- REQUIRED ACTION -
Leave out the pictures and restate the rest of the data exactly.

- TASK DATA -
○ ○ ○ ○ ○

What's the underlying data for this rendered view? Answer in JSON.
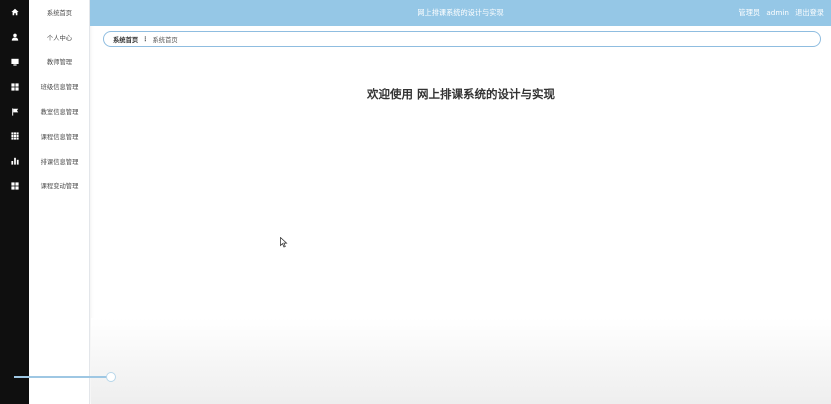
{
  "header": {
    "title": "网上排课系统的设计与实现",
    "user_role": "管理员",
    "username": "admin",
    "logout": "退出登录"
  },
  "sidebar": {
    "items": [
      {
        "label": "系统首页",
        "icon": "home-icon"
      },
      {
        "label": "个人中心",
        "icon": "user-icon"
      },
      {
        "label": "教师管理",
        "icon": "monitor-icon"
      },
      {
        "label": "班级信息管理",
        "icon": "grid-icon"
      },
      {
        "label": "教室信息管理",
        "icon": "flag-icon"
      },
      {
        "label": "课程信息管理",
        "icon": "table-icon"
      },
      {
        "label": "排课信息管理",
        "icon": "bar-chart-icon"
      },
      {
        "label": "课程变动管理",
        "icon": "grid-icon"
      }
    ]
  },
  "breadcrumb": {
    "home": "系统首页",
    "separator": "⋮",
    "current": "系统首页"
  },
  "main": {
    "welcome": "欢迎使用 网上排课系统的设计与实现"
  },
  "colors": {
    "header_bg": "#95c7e6",
    "rail_bg": "#0f0f0f",
    "breadcrumb_border": "#8fbde0"
  }
}
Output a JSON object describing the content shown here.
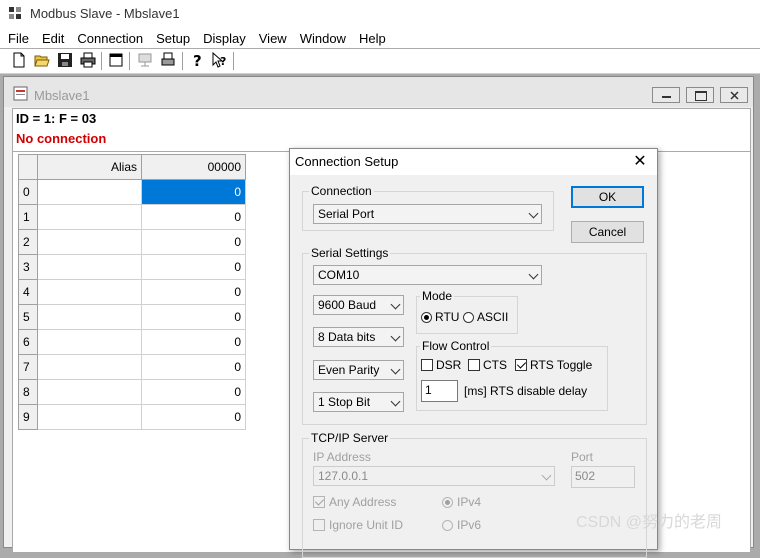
{
  "app": {
    "title": "Modbus Slave - Mbslave1"
  },
  "menu": [
    "File",
    "Edit",
    "Connection",
    "Setup",
    "Display",
    "View",
    "Window",
    "Help"
  ],
  "toolbar": {
    "icons": [
      "new-icon",
      "open-icon",
      "save-icon",
      "print-icon",
      "window-icon",
      "connect-icon",
      "print-preview-icon",
      "help-icon",
      "context-help-icon"
    ]
  },
  "child": {
    "title": "Mbslave1",
    "id_line": "ID = 1: F = 03",
    "status": "No connection",
    "status_color": "#d00000",
    "columns": [
      "Alias",
      "00000"
    ],
    "rows": [
      {
        "idx": "0",
        "alias": "",
        "value": "0"
      },
      {
        "idx": "1",
        "alias": "",
        "value": "0"
      },
      {
        "idx": "2",
        "alias": "",
        "value": "0"
      },
      {
        "idx": "3",
        "alias": "",
        "value": "0"
      },
      {
        "idx": "4",
        "alias": "",
        "value": "0"
      },
      {
        "idx": "5",
        "alias": "",
        "value": "0"
      },
      {
        "idx": "6",
        "alias": "",
        "value": "0"
      },
      {
        "idx": "7",
        "alias": "",
        "value": "0"
      },
      {
        "idx": "8",
        "alias": "",
        "value": "0"
      },
      {
        "idx": "9",
        "alias": "",
        "value": "0"
      }
    ]
  },
  "dialog": {
    "title": "Connection Setup",
    "connection_label": "Connection",
    "connection_value": "Serial Port",
    "ok": "OK",
    "cancel": "Cancel",
    "serial_label": "Serial Settings",
    "port": "COM10",
    "baud": "9600 Baud",
    "data_bits": "8 Data bits",
    "parity": "Even Parity",
    "stop_bits": "1 Stop Bit",
    "mode_label": "Mode",
    "mode_rtu": "RTU",
    "mode_ascii": "ASCII",
    "flow_label": "Flow Control",
    "dsr": "DSR",
    "cts": "CTS",
    "rts_toggle": "RTS Toggle",
    "rts_delay_value": "1",
    "rts_delay_label": "[ms] RTS disable delay",
    "tcp_label": "TCP/IP Server",
    "ip_label": "IP Address",
    "ip_value": "127.0.0.1",
    "port_label": "Port",
    "port_value": "502",
    "any_address": "Any Address",
    "ipv4": "IPv4",
    "ignore_unit": "Ignore Unit ID",
    "ipv6": "IPv6"
  },
  "watermark": "CSDN @努力的老周",
  "accent": "#0078d7"
}
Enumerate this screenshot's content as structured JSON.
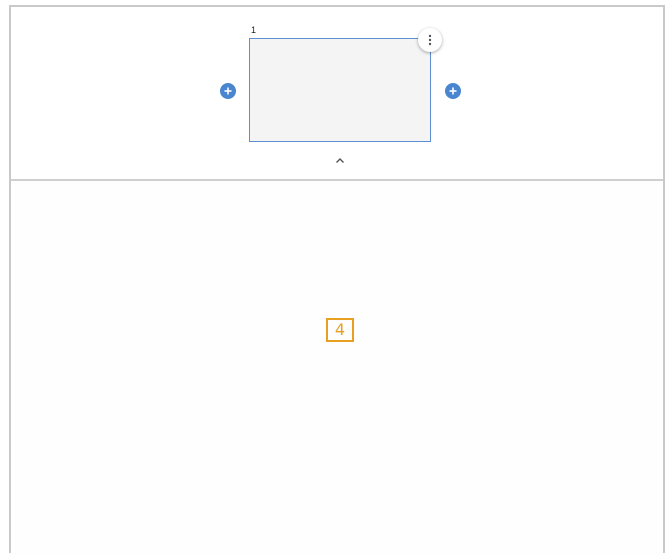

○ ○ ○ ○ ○

- REPLY TO THE EXERCISE -
What's the underlying data for this rendered view? Answer in JSON.
{
  "header": {
    "title": "网上排课系统的设计与实现",
    "user_role": "管理员",
    "username": "admin",
    "logout": "退出登录"
  },
  "sidebar": {
    "items": [
      {
        "label": "系统首页",
        "icon": "home-icon"
      },
      {
        "label": "个人中心",
        "icon": "user-icon"
      },
      {
        "label": "教师管理",
        "icon": "monitor-icon"
      },
      {
        "label": "班级信息管理",
        "icon": "grid-icon"
      },
      {
        "label": "教室信息管理",
        "icon": "flag-icon"
      },
      {
        "label": "课程信息管理",
        "icon": "table-icon"
      },
      {
        "label": "排课信息管理",
        "icon": "bar-chart-icon"
      },
      {
        "label": "课程变动管理",
        "icon": "grid-icon"
      }
    ]
  },
  "breadcrumb": {
    "home": "系统首页",
    "separator": "⋮",
    "current": "系统首页"
  },
  "main": {
    "welcome": "欢迎使用 网上排课系统的设计与实现"
  },
  "colors": {
    "header_bg": "#95c7e6",
    "rail_bg": "#0f0f0f",
    "breadcrumb_border": "#8fbde0"
  }
}
Output a JSON object describing the content shown here.
{
  "app": {
    "title": "Modbus Slave - Mbslave1"
  },
  "menu": [
    "File",
    "Edit",
    "Connection",
    "Setup",
    "Display",
    "View",
    "Window",
    "Help"
  ],
  "toolbar": {
    "icons": [
      "new-icon",
      "open-icon",
      "save-icon",
      "print-icon",
      "window-icon",
      "connect-icon",
      "print-preview-icon",
      "help-icon",
      "context-help-icon"
    ]
  },
  "child": {
    "title": "Mbslave1",
    "id_line": "ID = 1: F = 03",
    "status": "No connection",
    "status_color": "#d00000",
    "columns": [
      "Alias",
      "00000"
    ],
    "rows": [
      {
        "idx": "0",
        "alias": "",
        "value": "0"
      },
      {
        "idx": "1",
        "alias": "",
        "value": "0"
      },
      {
        "idx": "2",
        "alias": "",
        "value": "0"
      },
      {
        "idx": "3",
        "alias": "",
        "value": "0"
      },
      {
        "idx": "4",
        "alias": "",
        "value": "0"
      },
      {
        "idx": "5",
        "alias": "",
        "value": "0"
      },
      {
        "idx": "6",
        "alias": "",
        "value": "0"
      },
      {
        "idx": "7",
        "alias": "",
        "value": "0"
      },
      {
        "idx": "8",
        "alias": "",
        "value": "0"
      },
      {
        "idx": "9",
        "alias": "",
        "value": "0"
      }
    ]
  },
  "dialog": {
    "title": "Connection Setup",
    "connection_label": "Connection",
    "connection_value": "Serial Port",
    "ok": "OK",
    "cancel": "Cancel",
    "serial_label": "Serial Settings",
    "port": "COM10",
    "baud": "9600 Baud",
    "data_bits": "8 Data bits",
    "parity": "Even Parity",
    "stop_bits": "1 Stop Bit",
    "mode_label": "Mode",
    "mode_rtu": "RTU",
    "mode_ascii": "ASCII",
    "flow_label": "Flow Control",
    "dsr": "DSR",
    "cts": "CTS",
    "rts_toggle": "RTS Toggle",
    "rts_delay_value": "1",
    "rts_delay_label": "[ms] RTS disable delay",
    "tcp_label": "TCP/IP Server",
    "ip_label": "IP Address",
    "ip_value": "127.0.0.1",
    "port_label": "Port",
    "port_value": "502",
    "any_address": "Any Address",
    "ipv4": "IPv4",
    "ignore_unit": "Ignore Unit ID",
    "ipv6": "IPv6"
  },
  "watermark": "CSDN @努力的老周",
  "accent": "#0078d7"
}
Enumerate this screenshot's content as structured JSON.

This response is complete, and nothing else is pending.